■ RECORDS SUPPLIED:
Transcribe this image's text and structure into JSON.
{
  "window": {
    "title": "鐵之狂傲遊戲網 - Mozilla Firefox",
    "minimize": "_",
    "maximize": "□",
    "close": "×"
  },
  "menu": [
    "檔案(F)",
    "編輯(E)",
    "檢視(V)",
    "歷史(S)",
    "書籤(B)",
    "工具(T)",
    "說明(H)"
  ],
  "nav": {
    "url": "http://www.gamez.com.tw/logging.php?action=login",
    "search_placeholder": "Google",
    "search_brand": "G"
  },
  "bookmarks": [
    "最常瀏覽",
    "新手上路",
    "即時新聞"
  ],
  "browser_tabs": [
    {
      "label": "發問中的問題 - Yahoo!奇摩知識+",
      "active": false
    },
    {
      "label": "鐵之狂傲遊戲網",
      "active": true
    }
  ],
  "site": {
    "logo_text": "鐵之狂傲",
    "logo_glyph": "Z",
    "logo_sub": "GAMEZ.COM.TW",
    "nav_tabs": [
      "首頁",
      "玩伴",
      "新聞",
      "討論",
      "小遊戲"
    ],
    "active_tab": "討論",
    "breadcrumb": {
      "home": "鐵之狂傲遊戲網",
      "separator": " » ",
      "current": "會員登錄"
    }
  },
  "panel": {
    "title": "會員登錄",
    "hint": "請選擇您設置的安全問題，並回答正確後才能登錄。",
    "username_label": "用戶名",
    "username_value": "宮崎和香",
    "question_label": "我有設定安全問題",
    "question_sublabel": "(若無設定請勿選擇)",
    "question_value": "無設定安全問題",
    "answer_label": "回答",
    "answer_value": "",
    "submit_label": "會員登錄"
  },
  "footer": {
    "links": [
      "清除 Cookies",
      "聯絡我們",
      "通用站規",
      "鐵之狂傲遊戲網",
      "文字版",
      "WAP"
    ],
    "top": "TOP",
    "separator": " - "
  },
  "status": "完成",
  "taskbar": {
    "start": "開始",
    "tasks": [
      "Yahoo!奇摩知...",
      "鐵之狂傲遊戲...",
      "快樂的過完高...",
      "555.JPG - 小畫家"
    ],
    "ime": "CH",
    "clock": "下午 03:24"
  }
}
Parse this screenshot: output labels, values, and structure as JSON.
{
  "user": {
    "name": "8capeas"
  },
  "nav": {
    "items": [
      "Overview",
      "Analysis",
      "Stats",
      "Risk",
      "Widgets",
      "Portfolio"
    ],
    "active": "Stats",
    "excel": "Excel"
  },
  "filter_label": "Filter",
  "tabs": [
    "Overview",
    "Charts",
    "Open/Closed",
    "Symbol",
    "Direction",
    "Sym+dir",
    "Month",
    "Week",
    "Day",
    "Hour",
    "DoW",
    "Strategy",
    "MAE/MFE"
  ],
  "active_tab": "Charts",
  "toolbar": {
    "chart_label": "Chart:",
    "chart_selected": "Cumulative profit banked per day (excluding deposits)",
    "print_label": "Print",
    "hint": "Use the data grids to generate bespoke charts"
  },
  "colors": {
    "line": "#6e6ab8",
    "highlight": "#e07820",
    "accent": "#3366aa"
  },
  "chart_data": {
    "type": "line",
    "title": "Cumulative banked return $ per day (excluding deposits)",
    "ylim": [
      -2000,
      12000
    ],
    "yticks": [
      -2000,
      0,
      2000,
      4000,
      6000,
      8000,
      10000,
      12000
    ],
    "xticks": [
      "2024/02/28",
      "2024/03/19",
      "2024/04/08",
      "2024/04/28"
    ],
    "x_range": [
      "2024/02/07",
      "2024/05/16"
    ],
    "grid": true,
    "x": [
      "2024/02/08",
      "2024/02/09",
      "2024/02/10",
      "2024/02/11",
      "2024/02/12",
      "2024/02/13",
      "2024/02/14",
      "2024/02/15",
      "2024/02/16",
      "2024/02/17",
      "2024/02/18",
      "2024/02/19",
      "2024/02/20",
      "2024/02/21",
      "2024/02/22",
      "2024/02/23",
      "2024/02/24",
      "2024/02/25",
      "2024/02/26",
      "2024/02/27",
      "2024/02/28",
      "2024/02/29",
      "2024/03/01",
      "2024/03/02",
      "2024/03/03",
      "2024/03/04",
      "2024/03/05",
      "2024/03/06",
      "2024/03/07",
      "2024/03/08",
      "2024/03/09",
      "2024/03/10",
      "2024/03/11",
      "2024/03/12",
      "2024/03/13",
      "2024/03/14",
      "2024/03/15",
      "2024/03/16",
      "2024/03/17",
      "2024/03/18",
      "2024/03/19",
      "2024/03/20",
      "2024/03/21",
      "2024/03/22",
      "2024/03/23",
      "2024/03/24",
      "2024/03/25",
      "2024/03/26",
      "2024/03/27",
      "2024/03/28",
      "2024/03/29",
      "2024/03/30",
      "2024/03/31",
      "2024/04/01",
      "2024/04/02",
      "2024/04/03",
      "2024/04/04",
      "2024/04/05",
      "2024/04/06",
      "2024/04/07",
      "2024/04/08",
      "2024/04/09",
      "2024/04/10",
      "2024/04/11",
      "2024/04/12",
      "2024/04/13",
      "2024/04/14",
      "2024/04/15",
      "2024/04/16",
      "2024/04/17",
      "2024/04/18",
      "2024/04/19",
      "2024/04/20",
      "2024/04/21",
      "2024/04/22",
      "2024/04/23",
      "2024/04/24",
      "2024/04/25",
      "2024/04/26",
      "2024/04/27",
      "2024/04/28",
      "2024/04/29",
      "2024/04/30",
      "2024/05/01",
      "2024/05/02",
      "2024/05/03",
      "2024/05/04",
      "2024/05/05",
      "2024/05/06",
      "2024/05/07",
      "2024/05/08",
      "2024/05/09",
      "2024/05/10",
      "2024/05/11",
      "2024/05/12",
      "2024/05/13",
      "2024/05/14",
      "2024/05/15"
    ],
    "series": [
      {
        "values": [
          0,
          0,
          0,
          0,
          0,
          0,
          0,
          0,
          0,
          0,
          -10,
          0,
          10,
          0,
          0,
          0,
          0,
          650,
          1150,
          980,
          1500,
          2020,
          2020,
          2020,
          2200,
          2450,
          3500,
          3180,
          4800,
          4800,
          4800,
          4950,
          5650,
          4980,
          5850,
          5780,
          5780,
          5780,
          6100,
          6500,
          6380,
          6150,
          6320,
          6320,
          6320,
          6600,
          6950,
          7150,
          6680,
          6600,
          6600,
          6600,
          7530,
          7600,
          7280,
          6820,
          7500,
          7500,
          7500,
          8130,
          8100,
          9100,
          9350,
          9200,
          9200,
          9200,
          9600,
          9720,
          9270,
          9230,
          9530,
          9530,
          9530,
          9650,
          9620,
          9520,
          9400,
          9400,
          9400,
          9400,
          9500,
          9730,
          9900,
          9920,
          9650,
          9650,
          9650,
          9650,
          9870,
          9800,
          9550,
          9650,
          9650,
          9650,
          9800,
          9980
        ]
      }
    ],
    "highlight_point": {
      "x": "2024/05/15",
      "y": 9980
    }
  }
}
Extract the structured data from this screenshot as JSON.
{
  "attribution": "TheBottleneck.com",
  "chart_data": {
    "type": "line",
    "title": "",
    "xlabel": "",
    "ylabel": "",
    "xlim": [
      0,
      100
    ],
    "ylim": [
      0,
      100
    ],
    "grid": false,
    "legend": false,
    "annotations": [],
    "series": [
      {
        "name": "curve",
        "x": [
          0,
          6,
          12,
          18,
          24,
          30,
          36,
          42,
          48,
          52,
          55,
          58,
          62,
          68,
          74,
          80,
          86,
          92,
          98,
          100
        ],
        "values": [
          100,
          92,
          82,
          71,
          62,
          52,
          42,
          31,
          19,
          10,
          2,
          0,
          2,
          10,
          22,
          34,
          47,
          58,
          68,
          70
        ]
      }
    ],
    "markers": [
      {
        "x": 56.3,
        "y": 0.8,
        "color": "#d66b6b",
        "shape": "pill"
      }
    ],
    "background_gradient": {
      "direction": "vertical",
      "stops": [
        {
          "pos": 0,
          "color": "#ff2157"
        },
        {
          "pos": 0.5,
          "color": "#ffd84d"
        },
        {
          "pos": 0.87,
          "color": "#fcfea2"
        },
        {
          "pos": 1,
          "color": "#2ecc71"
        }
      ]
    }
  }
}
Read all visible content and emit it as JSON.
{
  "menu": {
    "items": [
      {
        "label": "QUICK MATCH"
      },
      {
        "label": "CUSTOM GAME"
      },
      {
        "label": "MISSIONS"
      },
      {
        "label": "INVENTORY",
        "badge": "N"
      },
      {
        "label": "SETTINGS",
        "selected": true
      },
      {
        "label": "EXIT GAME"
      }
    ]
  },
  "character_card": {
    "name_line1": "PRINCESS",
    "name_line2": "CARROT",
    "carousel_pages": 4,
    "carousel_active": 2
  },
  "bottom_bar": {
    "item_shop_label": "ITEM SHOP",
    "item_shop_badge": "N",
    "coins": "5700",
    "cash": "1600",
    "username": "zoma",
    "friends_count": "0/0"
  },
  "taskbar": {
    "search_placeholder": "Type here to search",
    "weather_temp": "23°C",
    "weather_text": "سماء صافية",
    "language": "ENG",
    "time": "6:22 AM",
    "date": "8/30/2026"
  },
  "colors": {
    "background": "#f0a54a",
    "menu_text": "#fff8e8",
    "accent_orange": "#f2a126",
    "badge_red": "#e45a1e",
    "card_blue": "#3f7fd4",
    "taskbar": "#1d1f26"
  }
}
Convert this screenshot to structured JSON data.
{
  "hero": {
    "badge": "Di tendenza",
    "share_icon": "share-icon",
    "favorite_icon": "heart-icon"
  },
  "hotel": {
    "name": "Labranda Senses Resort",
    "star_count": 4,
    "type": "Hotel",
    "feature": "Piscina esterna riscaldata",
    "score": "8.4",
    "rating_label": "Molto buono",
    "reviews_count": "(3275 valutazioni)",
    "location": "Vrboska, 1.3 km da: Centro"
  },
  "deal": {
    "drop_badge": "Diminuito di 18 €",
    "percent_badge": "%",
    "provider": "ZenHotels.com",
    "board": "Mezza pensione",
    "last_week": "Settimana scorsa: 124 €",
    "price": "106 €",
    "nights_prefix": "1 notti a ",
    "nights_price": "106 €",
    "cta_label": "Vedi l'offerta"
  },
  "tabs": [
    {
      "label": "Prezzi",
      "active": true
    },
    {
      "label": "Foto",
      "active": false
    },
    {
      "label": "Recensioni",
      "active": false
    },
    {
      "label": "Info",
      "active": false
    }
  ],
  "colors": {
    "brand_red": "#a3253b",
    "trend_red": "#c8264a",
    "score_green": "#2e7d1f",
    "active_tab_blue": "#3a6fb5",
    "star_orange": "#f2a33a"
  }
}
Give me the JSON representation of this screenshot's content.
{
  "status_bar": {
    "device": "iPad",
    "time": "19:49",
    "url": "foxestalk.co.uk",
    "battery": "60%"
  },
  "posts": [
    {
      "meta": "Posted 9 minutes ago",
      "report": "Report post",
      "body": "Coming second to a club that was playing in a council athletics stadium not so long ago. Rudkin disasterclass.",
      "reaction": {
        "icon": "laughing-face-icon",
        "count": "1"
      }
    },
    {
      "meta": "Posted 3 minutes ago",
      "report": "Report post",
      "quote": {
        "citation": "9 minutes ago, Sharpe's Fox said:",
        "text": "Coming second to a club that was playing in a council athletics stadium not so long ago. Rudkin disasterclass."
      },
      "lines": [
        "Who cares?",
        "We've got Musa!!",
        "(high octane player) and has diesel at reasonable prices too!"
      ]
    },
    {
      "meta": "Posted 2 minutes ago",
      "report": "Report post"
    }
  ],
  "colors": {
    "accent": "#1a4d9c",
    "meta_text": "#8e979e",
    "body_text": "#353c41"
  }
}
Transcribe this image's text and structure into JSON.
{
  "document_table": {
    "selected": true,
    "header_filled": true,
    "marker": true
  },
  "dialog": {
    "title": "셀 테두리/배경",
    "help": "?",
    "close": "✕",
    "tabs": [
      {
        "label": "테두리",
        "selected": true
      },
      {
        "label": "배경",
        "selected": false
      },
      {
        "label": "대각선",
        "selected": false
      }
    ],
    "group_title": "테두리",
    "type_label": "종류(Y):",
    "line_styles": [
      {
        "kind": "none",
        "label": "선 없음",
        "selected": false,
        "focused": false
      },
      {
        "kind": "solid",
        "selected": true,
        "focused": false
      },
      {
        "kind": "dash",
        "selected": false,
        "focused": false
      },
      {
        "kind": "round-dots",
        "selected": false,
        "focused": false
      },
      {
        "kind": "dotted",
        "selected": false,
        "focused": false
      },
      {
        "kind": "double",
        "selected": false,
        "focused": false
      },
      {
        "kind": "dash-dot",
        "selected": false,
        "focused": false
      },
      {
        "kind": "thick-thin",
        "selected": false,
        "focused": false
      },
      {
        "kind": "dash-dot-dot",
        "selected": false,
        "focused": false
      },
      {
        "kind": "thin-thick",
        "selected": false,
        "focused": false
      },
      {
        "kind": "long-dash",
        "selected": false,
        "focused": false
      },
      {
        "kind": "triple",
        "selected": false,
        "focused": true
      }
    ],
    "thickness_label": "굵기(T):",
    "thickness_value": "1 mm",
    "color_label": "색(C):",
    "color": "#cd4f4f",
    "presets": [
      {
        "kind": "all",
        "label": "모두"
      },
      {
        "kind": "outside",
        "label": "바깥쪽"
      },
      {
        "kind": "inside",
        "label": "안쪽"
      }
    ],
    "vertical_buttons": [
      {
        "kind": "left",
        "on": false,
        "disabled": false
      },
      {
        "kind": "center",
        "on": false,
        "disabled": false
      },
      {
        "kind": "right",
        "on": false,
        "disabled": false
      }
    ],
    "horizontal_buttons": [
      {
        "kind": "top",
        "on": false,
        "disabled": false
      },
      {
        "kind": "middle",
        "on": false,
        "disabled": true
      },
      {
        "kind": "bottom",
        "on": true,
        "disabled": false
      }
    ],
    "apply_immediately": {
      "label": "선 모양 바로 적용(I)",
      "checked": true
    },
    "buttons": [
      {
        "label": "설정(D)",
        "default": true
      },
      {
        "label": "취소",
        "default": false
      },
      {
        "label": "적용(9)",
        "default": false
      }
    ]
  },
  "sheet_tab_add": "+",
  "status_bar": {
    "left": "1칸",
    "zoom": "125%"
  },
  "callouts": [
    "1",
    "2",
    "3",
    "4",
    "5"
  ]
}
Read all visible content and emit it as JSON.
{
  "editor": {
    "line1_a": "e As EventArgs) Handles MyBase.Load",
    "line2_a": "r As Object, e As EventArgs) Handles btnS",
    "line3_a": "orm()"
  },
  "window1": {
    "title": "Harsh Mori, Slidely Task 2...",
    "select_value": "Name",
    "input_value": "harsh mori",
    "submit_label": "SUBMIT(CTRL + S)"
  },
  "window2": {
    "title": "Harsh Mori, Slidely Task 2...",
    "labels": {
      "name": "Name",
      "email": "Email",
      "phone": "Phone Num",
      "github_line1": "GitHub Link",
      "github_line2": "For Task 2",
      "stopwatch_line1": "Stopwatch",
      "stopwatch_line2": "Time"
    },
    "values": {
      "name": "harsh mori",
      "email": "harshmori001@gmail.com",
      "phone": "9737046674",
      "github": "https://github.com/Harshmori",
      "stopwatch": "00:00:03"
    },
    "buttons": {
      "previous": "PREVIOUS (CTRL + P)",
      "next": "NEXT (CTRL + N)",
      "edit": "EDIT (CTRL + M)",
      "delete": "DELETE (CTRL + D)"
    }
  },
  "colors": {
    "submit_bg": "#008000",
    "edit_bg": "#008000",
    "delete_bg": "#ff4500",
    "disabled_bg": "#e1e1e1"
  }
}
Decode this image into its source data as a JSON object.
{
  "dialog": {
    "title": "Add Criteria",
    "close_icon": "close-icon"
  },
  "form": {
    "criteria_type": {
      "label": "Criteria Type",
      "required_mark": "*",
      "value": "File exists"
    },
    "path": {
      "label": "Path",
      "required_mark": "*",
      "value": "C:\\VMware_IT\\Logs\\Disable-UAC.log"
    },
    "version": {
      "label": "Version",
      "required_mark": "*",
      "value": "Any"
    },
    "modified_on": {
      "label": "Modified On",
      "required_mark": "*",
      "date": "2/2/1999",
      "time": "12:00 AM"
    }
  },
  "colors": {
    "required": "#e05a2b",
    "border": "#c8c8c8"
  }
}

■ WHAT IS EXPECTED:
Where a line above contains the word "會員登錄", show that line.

■ WRITTEN RESPONSE:
      "current": "會員登錄"
    "title": "會員登錄",
    "submit_label": "會員登錄"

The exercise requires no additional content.